Any picture must be dropped, but each line of the data should be duplicated exactly.

** Records from a data source **
----

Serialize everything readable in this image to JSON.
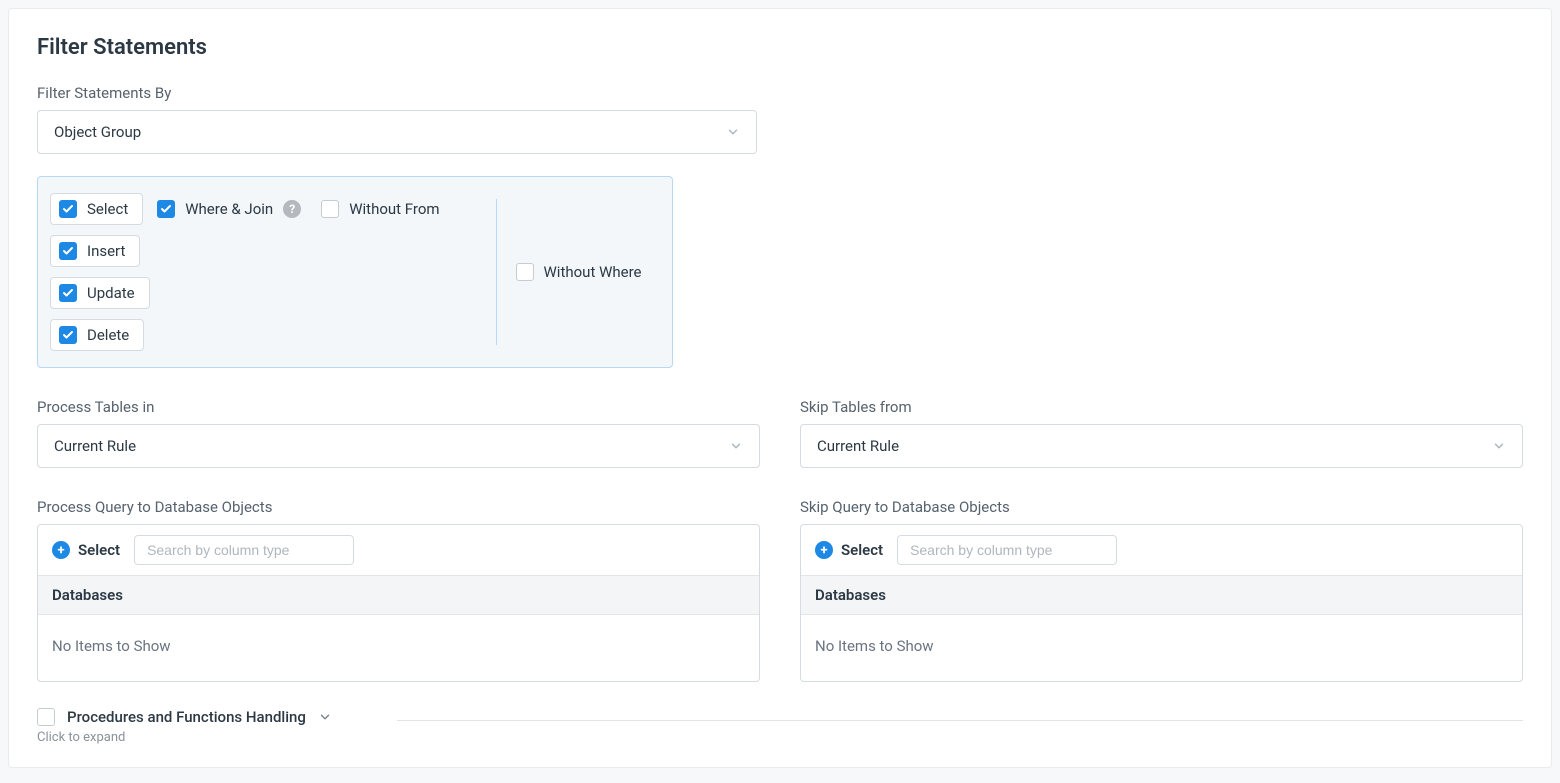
{
  "title": "Filter Statements",
  "filterBy": {
    "label": "Filter Statements By",
    "value": "Object Group"
  },
  "statementTypes": {
    "select": {
      "label": "Select",
      "checked": true
    },
    "whereJoin": {
      "label": "Where & Join",
      "checked": true
    },
    "withoutFrom": {
      "label": "Without From",
      "checked": false
    },
    "insert": {
      "label": "Insert",
      "checked": true
    },
    "update": {
      "label": "Update",
      "checked": true
    },
    "delete": {
      "label": "Delete",
      "checked": true
    },
    "withoutWhere": {
      "label": "Without Where",
      "checked": false
    }
  },
  "process": {
    "tablesLabel": "Process Tables in",
    "tablesValue": "Current Rule",
    "queryLabel": "Process Query to Database Objects",
    "selectLabel": "Select",
    "searchPlaceholder": "Search by column type",
    "tableHeader": "Databases",
    "emptyText": "No Items to Show"
  },
  "skip": {
    "tablesLabel": "Skip Tables from",
    "tablesValue": "Current Rule",
    "queryLabel": "Skip Query to Database Objects",
    "selectLabel": "Select",
    "searchPlaceholder": "Search by column type",
    "tableHeader": "Databases",
    "emptyText": "No Items to Show"
  },
  "expander": {
    "title": "Procedures and Functions Handling",
    "hint": "Click to expand"
  }
}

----

** RESPONSE **
Serialize everything readable in this image to JSON.
{
  "title": "Filter Statements",
  "filterBy": {
    "label": "Filter Statements By",
    "value": "Object Group"
  },
  "statementTypes": {
    "select": {
      "label": "Select",
      "checked": true
    },
    "whereJoin": {
      "label": "Where & Join",
      "checked": true
    },
    "withoutFrom": {
      "label": "Without From",
      "checked": false
    },
    "insert": {
      "label": "Insert",
      "checked": true
    },
    "update": {
      "label": "Update",
      "checked": true
    },
    "delete": {
      "label": "Delete",
      "checked": true
    },
    "withoutWhere": {
      "label": "Without Where",
      "checked": false
    }
  },
  "process": {
    "tablesLabel": "Process Tables in",
    "tablesValue": "Current Rule",
    "queryLabel": "Process Query to Database Objects",
    "selectLabel": "Select",
    "searchPlaceholder": "Search by column type",
    "tableHeader": "Databases",
    "emptyText": "No Items to Show"
  },
  "skip": {
    "tablesLabel": "Skip Tables from",
    "tablesValue": "Current Rule",
    "queryLabel": "Skip Query to Database Objects",
    "selectLabel": "Select",
    "searchPlaceholder": "Search by column type",
    "tableHeader": "Databases",
    "emptyText": "No Items to Show"
  },
  "expander": {
    "title": "Procedures and Functions Handling",
    "hint": "Click to expand"
  }
}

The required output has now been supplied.